Panel offers advice to NIU law students

By Wendy Arquilla

Panelists at last week’s forum held at Swen Parson Hall said today’s law students have a tough road ahead.

The panel, titled “The Law School Experience: Before, During and After,” was presented Thursday night by the NIU Hispanic Law Student Association.

“Many students get down when the work gets hard and feel like giving up, but this panel is proof of how all the hard work can pay off,” said Maria del Carmen Rodriguez, public relations officer for the Hispanic Law Student Association and a second-year law student.

“Students have trouble adjusting to law school sometimes because it’s a whole new world in terms of the academic workload and types of students,” said Lenore Whitman, a second-year law student.

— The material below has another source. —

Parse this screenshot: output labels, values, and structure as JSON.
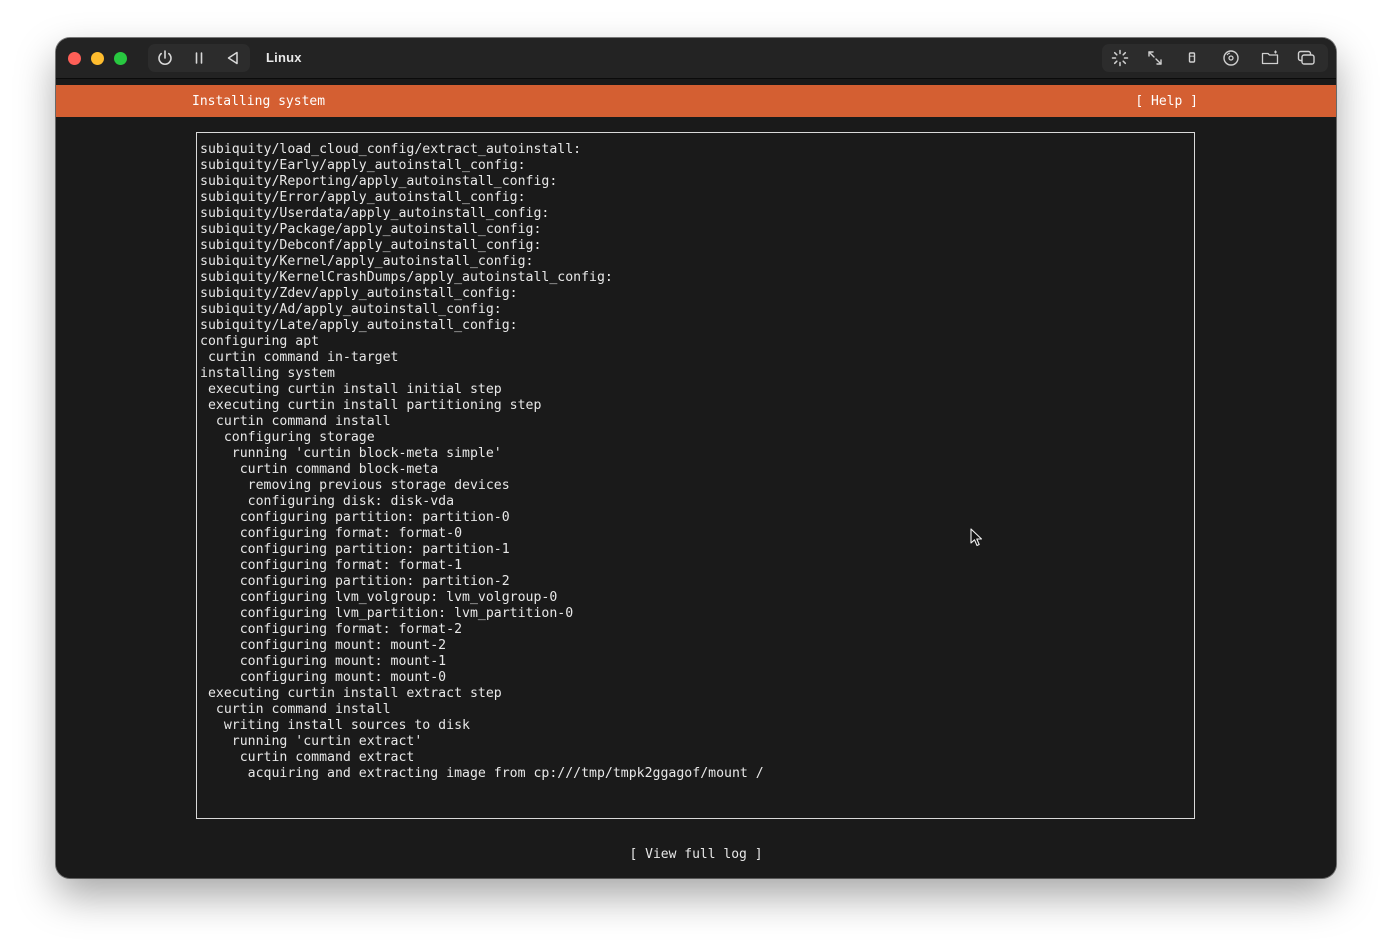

The panelists hammered home these points throughout the evening as well as many other pieces of information.

“Law students, especially in the first year, will feel like their school is trying to squeeze them out,” said David Delgado, a panelist and a newly elected circuit court judge. “In fact, a lot of the bigger law schools try to do just that.”

He said after adjusting to the difficulties during the first year of law school, the determination and discipline you learn from the experience will get a person through the next years of schooling.

Panelist Juan Soliz, a state legislator, pointed out that minority students must excel two to three times more than non-minorities to get recognition. “If you work hard and your heart is in the right place, you will win in the end,” he said.

“A law student must learn the law culture that exists at law schools because at these schools there is a different language and environment that goes along with the education,” said panelist and NIU Law Professor Guadalupe Luna.

Panelist Judge Keith Brown said he entered the law profession not for the more common reasons of wealth and power. “I decided to become a judge not for the money aspect, but to promote equality and integrity in my county,” he said.

“Through the law profession, I wanted to give back to the community, but being a public defender you learn the hard realities of the profession that law school can not teach you,” said panelist Ramon Ocasio, an attorney from the Attorney General’s office.

Panelist and attorney James Rosas said obtaining computer skills is highly recommended to those going in the law profession. “Law students will spend a lot of time studying because no matter what law school you go to the competition will be fierce,” he said.